This article is from the PGP FAQ, by Jeff Licquia firstname.lastname@example.org with numerous contributions by others.
This is one of the first questions that people ask when they are first
introduced to cryptography. They do not understand the size of the
problem. For the IDEA encryption scheme, a 128 bit key is required.
Any one of the 2^128 possible combinations would be legal as a key,
and only that one key would successfully decrypt all message blocks.
Let's say that you had developed a special purpose chip that could try
a billion keys per second. This is FAR beyond anything that could
really be developed today. Let's also say that you could afford to
throw a billion such chips at the problem at the same time. It would
still require over 10,000,000,000,000 years to try all of the possible
128 bit keys. That is something like a thousand times the age of the
known universe! While the speed of computers continues to increase and
their cost decrease at a very rapid pace, it will probably never get
to the point that IDEA could be broken by the brute force attack.
The only type of attack that might succeed is one that tries to solve
the problem from a mathematical standpoint by analyzing the
transformations that take place between plain text blocks, and their
cipher text equivalents. IDEA is still a fairly new algorithm, and
work still needs to be done on it as it relates to complexity theory,
but so far, it appears that there is no algorithm much better suited
to solving an IDEA cipher than the brute force attack, which we have

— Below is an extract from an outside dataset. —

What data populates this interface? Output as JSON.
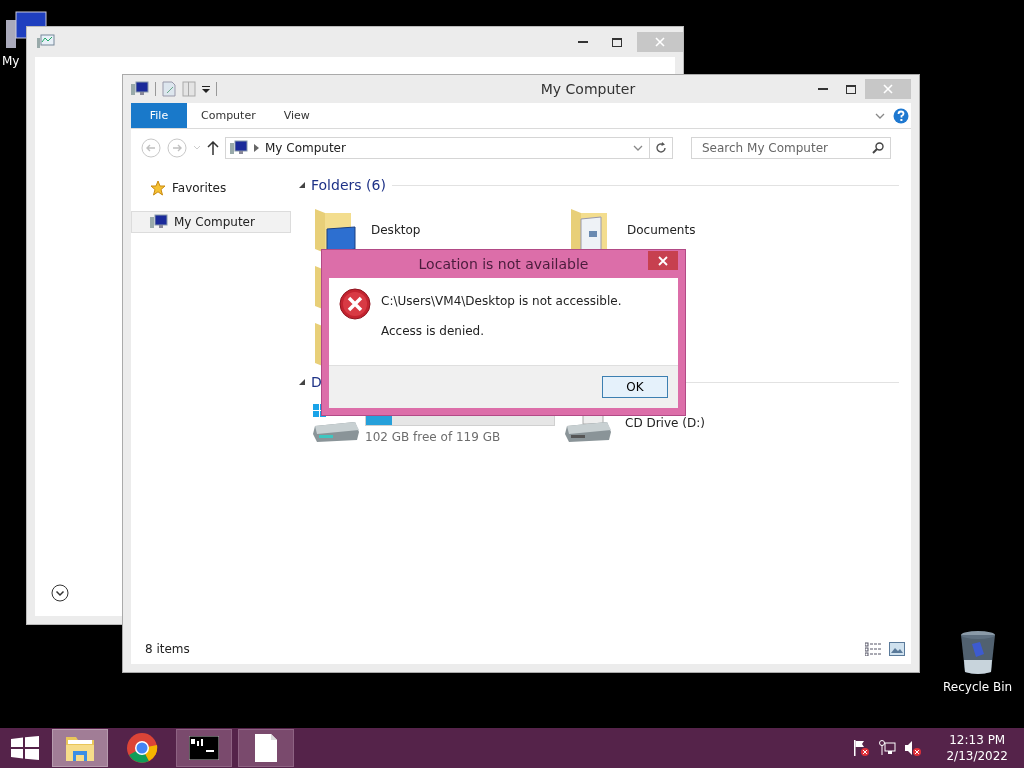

already shown is unworkable. The nonlinear transformation that takes
place in IDEA puts it in a class of extremely difficult to solve